Among the entries below, find the lines with the word "checked" and copy them.

··· DATA EXTRACT ···

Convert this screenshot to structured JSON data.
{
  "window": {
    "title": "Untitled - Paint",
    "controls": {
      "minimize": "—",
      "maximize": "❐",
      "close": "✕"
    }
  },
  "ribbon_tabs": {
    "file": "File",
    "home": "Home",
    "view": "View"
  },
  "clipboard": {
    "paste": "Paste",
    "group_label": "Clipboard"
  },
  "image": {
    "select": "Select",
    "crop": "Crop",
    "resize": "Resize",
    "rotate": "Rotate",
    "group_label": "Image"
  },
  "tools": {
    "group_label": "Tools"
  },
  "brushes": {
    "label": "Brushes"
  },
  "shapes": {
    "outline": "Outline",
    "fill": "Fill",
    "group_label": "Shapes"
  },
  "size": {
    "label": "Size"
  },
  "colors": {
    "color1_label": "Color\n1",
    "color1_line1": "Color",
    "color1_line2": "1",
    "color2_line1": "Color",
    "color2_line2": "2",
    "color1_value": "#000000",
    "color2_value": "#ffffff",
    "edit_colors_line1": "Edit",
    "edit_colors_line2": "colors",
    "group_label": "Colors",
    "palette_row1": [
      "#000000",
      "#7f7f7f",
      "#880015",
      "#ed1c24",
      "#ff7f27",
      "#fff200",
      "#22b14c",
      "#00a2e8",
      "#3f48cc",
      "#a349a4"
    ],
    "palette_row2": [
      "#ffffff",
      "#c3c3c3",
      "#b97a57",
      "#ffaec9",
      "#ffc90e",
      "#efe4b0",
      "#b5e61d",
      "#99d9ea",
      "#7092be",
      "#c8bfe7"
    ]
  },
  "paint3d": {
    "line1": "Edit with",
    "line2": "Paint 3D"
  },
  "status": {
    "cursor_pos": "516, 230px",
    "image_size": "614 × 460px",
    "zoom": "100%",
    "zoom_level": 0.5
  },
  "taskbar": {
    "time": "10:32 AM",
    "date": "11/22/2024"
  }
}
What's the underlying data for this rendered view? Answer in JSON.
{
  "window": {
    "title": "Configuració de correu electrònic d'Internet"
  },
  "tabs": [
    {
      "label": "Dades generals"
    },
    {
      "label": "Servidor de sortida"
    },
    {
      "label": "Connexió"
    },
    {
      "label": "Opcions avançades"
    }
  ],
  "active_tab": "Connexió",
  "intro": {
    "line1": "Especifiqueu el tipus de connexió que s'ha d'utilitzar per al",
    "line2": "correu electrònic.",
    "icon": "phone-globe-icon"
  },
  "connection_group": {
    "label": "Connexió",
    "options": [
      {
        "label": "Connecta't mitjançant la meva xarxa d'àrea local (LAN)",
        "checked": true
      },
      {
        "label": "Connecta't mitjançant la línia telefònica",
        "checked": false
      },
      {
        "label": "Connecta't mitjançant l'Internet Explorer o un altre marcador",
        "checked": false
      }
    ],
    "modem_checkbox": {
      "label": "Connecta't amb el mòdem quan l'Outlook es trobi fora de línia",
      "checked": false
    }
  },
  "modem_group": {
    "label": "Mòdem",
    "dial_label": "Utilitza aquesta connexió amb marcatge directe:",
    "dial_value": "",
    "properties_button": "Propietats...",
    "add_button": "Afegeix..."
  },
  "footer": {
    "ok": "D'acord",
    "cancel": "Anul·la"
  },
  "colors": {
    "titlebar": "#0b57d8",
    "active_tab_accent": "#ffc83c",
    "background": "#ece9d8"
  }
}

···

• _THE COMPLETED TASK_
        "checked": true
        "checked": false
        "checked": false
      "checked": false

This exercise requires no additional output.